German markets news publication Der Platow Brief said on Tuesday that Deutsche Bank was looking at a settlement of $4 billion to $5 billion by end of October with the U.S. Department of Justice (DOJ). The newsletter, which was reported by Reuters, also said that the bank was considering scrapping bonuses and raising fresh capital but it did not cite sources.
Shares of Germany's biggest bank by assets fluctuated between gains and losses on Wednesday, continuing a spate of market volatility experienced by the bank since reports last month that it could face a penalty of up to $14 billion from the DOJ for the misselling of mortgage-backed securities in the run up to the financial crisis of 2008. Shares of the bank closed up 2.77 percent on Wednesday.
There are concerns that the bank, which is viewed as a risk to the global banking system, cannot afford such a large amount and could need some kind of rescue or "bail-in" of depositors. As such, even unsubstantiated reports of a smaller, more manageable settlement have been welcomed by investors. The bank has repeatedly defended itself over recent weeks, however, telling CNBC that there is "no reason to worry" and that the bank had a "comfortable cushion."
German economic experts told CNBC on Wednesday that the final size of the settlement with U.S. authorities made a big difference to the outcome of the Deutsche Bank debacle.
"The question is does Deutsche Bank need to raise additional capital?

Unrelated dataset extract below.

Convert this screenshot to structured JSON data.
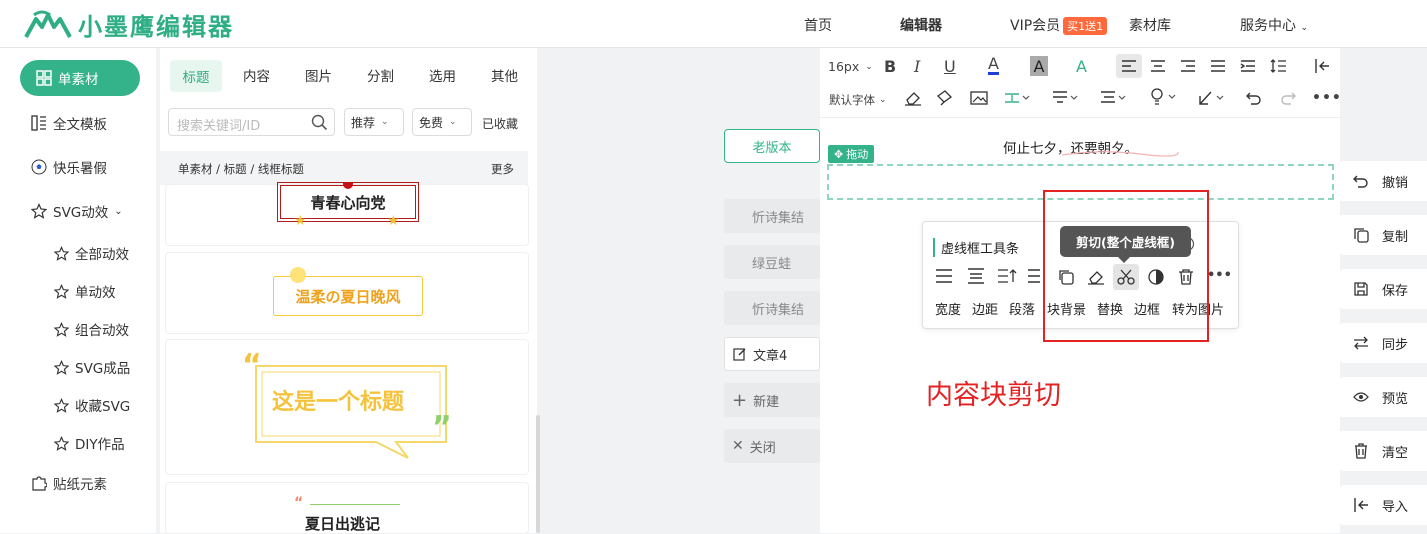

Of course that has to do very much with the size of the settlement with the Department of Justice in the U.S," Marcel Fratzscher, president of the German Institute for Economic Research, told CNBC Wednesday.
"The crucial issue will be how big is this settlement? How is the liquidity situation of Deutsche Bank?" he added. "There is now a wait and see strategy if Deutsche Bank has any solution that it is bringing cash in so that regulators don't have to worry."
Meanwhile, Clemens Fuest, president of Germany's influential Ifo Institute, said the recent turbulence around Deutsche Bank "are examples of the fact that rumors, concerns and speculations can give rise to difficulties that are solid and challenging."
Deutsche Bank shares saw choppy trade throughout Tuesday's session but closed nearly 1.5 percent higher. It received a vote of confidence from JPMorgan Chase's CEO Jamie Dimon, who told CNBC Monday that he believed the German lender was going to be fine.
More optimism came on Wednesday with Moody's ratings agency saying that it was maintaining a stable outlook on Germany's banking system amid a "resilient operating environment".
—Additional reporting by CNBC's Spriha Srivastava